I’ve always had a staunch, somewhat old school take when it comes to traditional naval ship names. In short, it is hard for a plank owner rushing aboard to bring a new ship to life if it is named after some smarmy politician who never wore a uniform or activist and be told to “live up to the legacy” of that person. Ships should be named for five things: maritime heroes (Halsey, Farragut, Munro, Puller et. al), historical former ships (Wasp, Wahoo, Ranger), places (especially if they are also former famous ships, e.g. Nevada, Brooklyn), battles (Lexington, Midway, Hue City), and aspirations (Independence, Freedom).

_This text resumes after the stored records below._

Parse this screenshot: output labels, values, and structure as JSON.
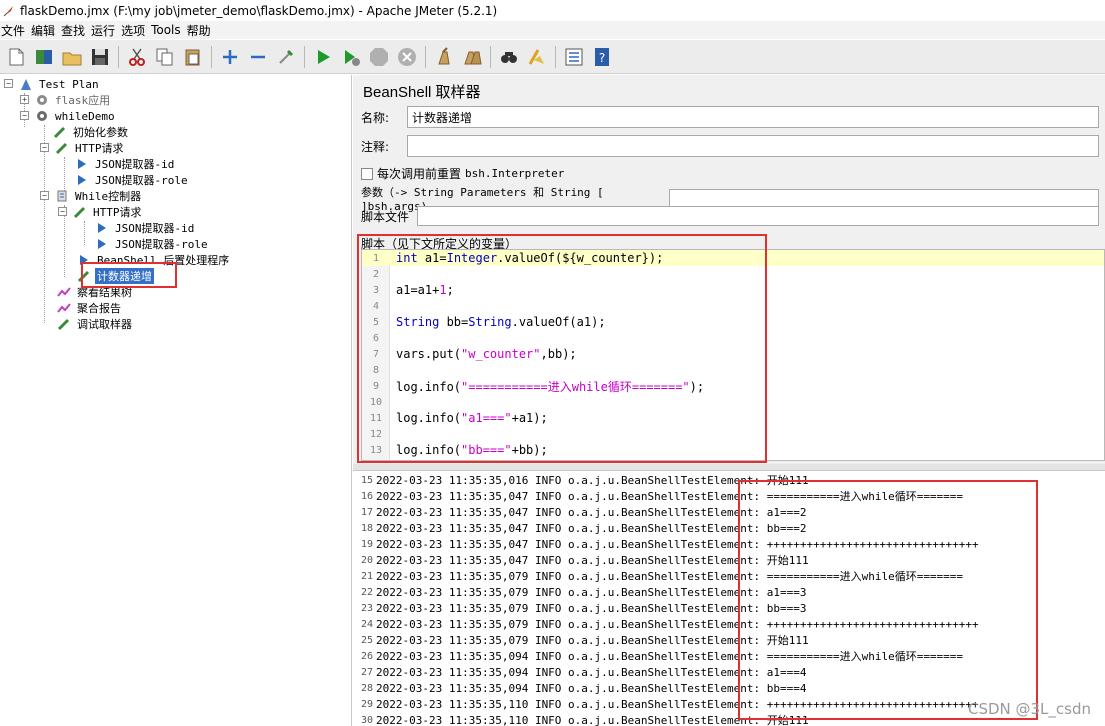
{
  "window": {
    "title": "flaskDemo.jmx (F:\\my job\\jmeter_demo\\flaskDemo.jmx) - Apache JMeter (5.2.1)"
  },
  "menu": [
    "文件",
    "编辑",
    "查找",
    "运行",
    "选项",
    "Tools",
    "帮助"
  ],
  "toolbar": [
    "new-icon",
    "templates-icon",
    "open-icon",
    "save-icon",
    "cut-icon",
    "copy-icon",
    "paste-icon",
    "expand-icon",
    "collapse-icon",
    "toggle-icon",
    "start-icon",
    "start-no-pause-icon",
    "stop-icon",
    "shutdown-icon",
    "clear-icon",
    "clear-all-icon",
    "search-icon",
    "reset-search-icon",
    "function-helper-icon",
    "help-icon"
  ],
  "tree": {
    "root": "Test Plan",
    "flask": "flask应用",
    "while_demo": "whileDemo",
    "init_params": "初始化参数",
    "http1": "HTTP请求",
    "json_id1": "JSON提取器-id",
    "json_role1": "JSON提取器-role",
    "while_ctrl": "While控制器",
    "http2": "HTTP请求",
    "json_id2": "JSON提取器-id",
    "json_role2": "JSON提取器-role",
    "beanshell_post": "BeanShell 后置处理程序",
    "counter_inc": "计数器递增",
    "view_results": "察看结果树",
    "aggregate": "聚合报告",
    "debug": "调试取样器"
  },
  "panel": {
    "title": "BeanShell 取样器",
    "name_label": "名称:",
    "name_value": "计数器递增",
    "comment_label": "注释:",
    "comment_value": "",
    "reset_label": "每次调用前重置",
    "reset_interp": "bsh.Interpreter",
    "params_label": "参数（-> String Parameters 和 String [ ]bsh.args)",
    "script_file_label": "脚本文件",
    "script_group_label": "脚本（见下文所定义的变量）"
  },
  "script_lines": [
    {
      "n": "1",
      "t": "int a1=Integer.valueOf(${w_counter});"
    },
    {
      "n": "2",
      "t": ""
    },
    {
      "n": "3",
      "t": "a1=a1+1;"
    },
    {
      "n": "4",
      "t": ""
    },
    {
      "n": "5",
      "t": "String bb=String.valueOf(a1);"
    },
    {
      "n": "6",
      "t": ""
    },
    {
      "n": "7",
      "t": "vars.put(\"w_counter\",bb);"
    },
    {
      "n": "8",
      "t": ""
    },
    {
      "n": "9",
      "t": "log.info(\"===========进入while循环=======\");"
    },
    {
      "n": "10",
      "t": ""
    },
    {
      "n": "11",
      "t": "log.info(\"a1===\"+a1);"
    },
    {
      "n": "12",
      "t": ""
    },
    {
      "n": "13",
      "t": "log.info(\"bb===\"+bb);"
    }
  ],
  "log_lines": [
    {
      "n": "15",
      "t": "2022-03-23 11:35:35,016 INFO o.a.j.u.BeanShellTestElement: 开始111"
    },
    {
      "n": "16",
      "t": "2022-03-23 11:35:35,047 INFO o.a.j.u.BeanShellTestElement: ===========进入while循环======="
    },
    {
      "n": "17",
      "t": "2022-03-23 11:35:35,047 INFO o.a.j.u.BeanShellTestElement: a1===2"
    },
    {
      "n": "18",
      "t": "2022-03-23 11:35:35,047 INFO o.a.j.u.BeanShellTestElement: bb===2"
    },
    {
      "n": "19",
      "t": "2022-03-23 11:35:35,047 INFO o.a.j.u.BeanShellTestElement: ++++++++++++++++++++++++++++++++"
    },
    {
      "n": "20",
      "t": "2022-03-23 11:35:35,047 INFO o.a.j.u.BeanShellTestElement: 开始111"
    },
    {
      "n": "21",
      "t": "2022-03-23 11:35:35,079 INFO o.a.j.u.BeanShellTestElement: ===========进入while循环======="
    },
    {
      "n": "22",
      "t": "2022-03-23 11:35:35,079 INFO o.a.j.u.BeanShellTestElement: a1===3"
    },
    {
      "n": "23",
      "t": "2022-03-23 11:35:35,079 INFO o.a.j.u.BeanShellTestElement: bb===3"
    },
    {
      "n": "24",
      "t": "2022-03-23 11:35:35,079 INFO o.a.j.u.BeanShellTestElement: ++++++++++++++++++++++++++++++++"
    },
    {
      "n": "25",
      "t": "2022-03-23 11:35:35,079 INFO o.a.j.u.BeanShellTestElement: 开始111"
    },
    {
      "n": "26",
      "t": "2022-03-23 11:35:35,094 INFO o.a.j.u.BeanShellTestElement: ===========进入while循环======="
    },
    {
      "n": "27",
      "t": "2022-03-23 11:35:35,094 INFO o.a.j.u.BeanShellTestElement: a1===4"
    },
    {
      "n": "28",
      "t": "2022-03-23 11:35:35,094 INFO o.a.j.u.BeanShellTestElement: bb===4"
    },
    {
      "n": "29",
      "t": "2022-03-23 11:35:35,110 INFO o.a.j.u.BeanShellTestElement: ++++++++++++++++++++++++++++++++"
    },
    {
      "n": "30",
      "t": "2022-03-23 11:35:35,110 INFO o.a.j.u.BeanShellTestElement: 开始111"
    }
  ],
  "watermark": "CSDN @3L_csdn"
}
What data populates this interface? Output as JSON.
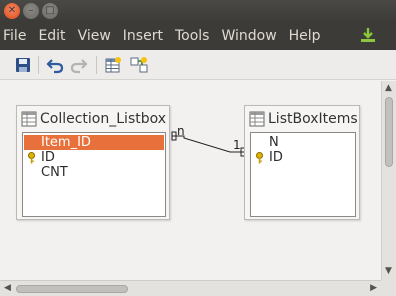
{
  "menu": [
    "File",
    "Edit",
    "View",
    "Insert",
    "Tools",
    "Window",
    "Help"
  ],
  "toolbar": {
    "buttons": [
      "save-icon",
      "undo-icon",
      "redo-icon",
      "new-table-icon",
      "new-relation-icon"
    ]
  },
  "tables": [
    {
      "title": "Collection_Listbox",
      "fields": [
        {
          "name": "Item_ID",
          "key": false,
          "selected": true
        },
        {
          "name": "ID",
          "key": true,
          "selected": false
        },
        {
          "name": "CNT",
          "key": false,
          "selected": false
        }
      ]
    },
    {
      "title": "ListBoxItems",
      "fields": [
        {
          "name": "N",
          "key": false,
          "selected": false
        },
        {
          "name": "ID",
          "key": true,
          "selected": false
        }
      ]
    }
  ],
  "relation": {
    "left_label": "n",
    "right_label": "1"
  },
  "colors": {
    "selection": "#e8703a",
    "menubar": "#3c3b37"
  }
}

That goes not just for the U.S. Navy but for any fleet.

With that in mind, the word from First Sea Lord Admiral Tony Radakin this week that the first five names for the future Type 31 frigates for the Royal Navy are familiar.

Each name has been selected to represent key themes and operations which will dominate and shape the global mission of the Royal Navy and Royal Marines: carrier operations (Formidable); operational advantage in the North Atlantic (Bulldog); forward deployment of ships around the globe to protect UK interests (Active); technology and innovation (Venturer); and the Future Commando Force (Campbeltown).

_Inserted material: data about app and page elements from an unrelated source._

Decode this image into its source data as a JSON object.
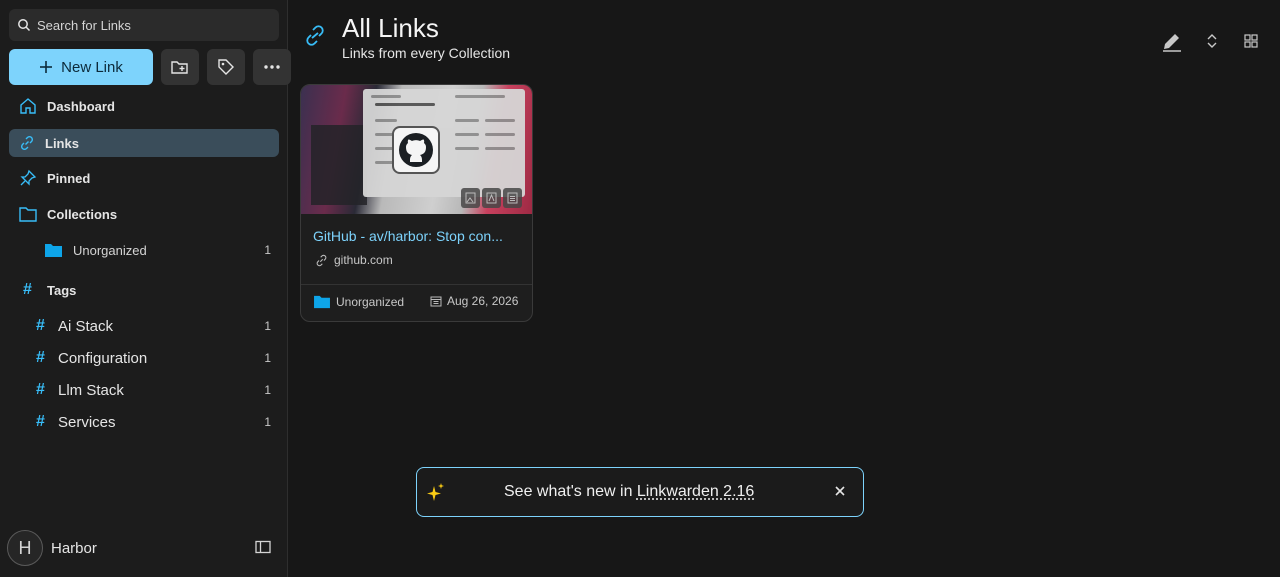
{
  "sidebar": {
    "search_placeholder": "Search for Links",
    "new_link_label": "New Link",
    "nav": {
      "dashboard": "Dashboard",
      "links": "Links",
      "pinned": "Pinned",
      "collections": "Collections",
      "tags": "Tags"
    },
    "collections": [
      {
        "name": "Unorganized",
        "count": "1",
        "color": "#0ea5e9"
      }
    ],
    "tags": [
      {
        "name": "Ai Stack",
        "count": "1"
      },
      {
        "name": "Configuration",
        "count": "1"
      },
      {
        "name": "Llm Stack",
        "count": "1"
      },
      {
        "name": "Services",
        "count": "1"
      }
    ],
    "user": {
      "initial": "H",
      "name": "Harbor"
    }
  },
  "header": {
    "title": "All Links",
    "subtitle": "Links from every Collection"
  },
  "cards": [
    {
      "title": "GitHub - av/harbor: Stop con...",
      "domain": "github.com",
      "collection": "Unorganized",
      "date": "Aug 26, 2026"
    }
  ],
  "toast": {
    "prefix": "See what's new in ",
    "link": "Linkwarden 2.16"
  },
  "colors": {
    "accent": "#7dd3fc",
    "tag_hash": "#38bdf8",
    "active_nav": "#3a4d5a"
  }
}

We’ve covered the unsinkable aircraft carrier HMS Formidable (R67) in a past Warship Wednesday, but HMS Cambeltown (notably the ex-USS Buchanan, DD-131), famous for the St. Nazaire Raid; the sixth HMS Bulldog (H91), the destroyer whose capture of a complete Enigma machine and codebooks from the German submarine U-110 in 1941 no doubt helped shorten the war; the 12th HMS Active (F171), the frigate whose blistered 4.5-inch gun chased Argentine troops across every hill around Port Stanley in 1982; and the third HMS/m Venturer (P68), the only submarine in history to have sunk another (the very advanced Type IXD2 U-864) while both were submerged; are no less important to naval history.

The well-known image of the fifth and most famous HMS Formidable on fire after the kamikaze hit on 4 May, photograph A 29717 from the collections of the Imperial War Museum

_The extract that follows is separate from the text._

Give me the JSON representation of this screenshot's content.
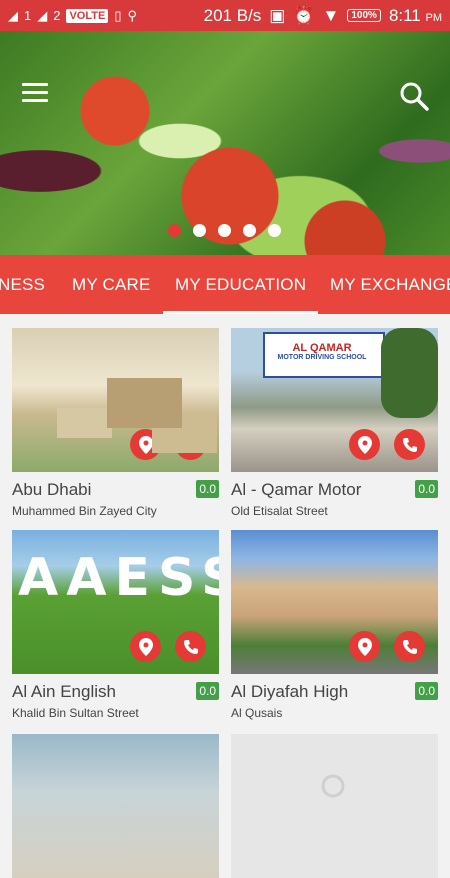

The “Trojan Horse Destroyer” HMS Campbeltown rests on the St Nazaire dock gate shortly before she will explode, March 1942

HMS Bulldog, in her three-shades-of-blue North Atlantic camouflage. IWM Photo No.: FL 1817

RN photo of frigate HMS Active escorting Lanistes through the Straits of Hormuz in the Persian Gulf, mid-1987 Armilla patrol

HMS/m Venturer in Holy Loch in 1943. Because of her, U-864 and her cargo of 65 tons of mercury as well as Junkers Jumo 004B jet engine parts (used in the Messerschmitt Me 262) never made it to Japan as a result of an amazing underwater action. IWM A-18832.

Bravo Zulu, ADM Radakin.

Z Man Loadout

The “Z Special Unit” or “Z Force” detachments, immortalized in the early Sam Neil/Mel Gibson action film Attack Force Z (which included some great suppressed M3 Grease Guns and folbot action from an Oberon-class SSK) ripped up Japanese held islands throughout WWII. There is a really fascinating history behind these units and the redoubtable men who served in them.

Check out this loadout, showing a Webley/Enfield revolver, M1 Carbine, the wicked Welrod suppressed .32 “special purpose” gun, a machete (or possibly one of William E. Fairbairn’s Smatchets), and pack, courtesy of A Secret War.

Now, that looks fun. (Photo: A Secret War)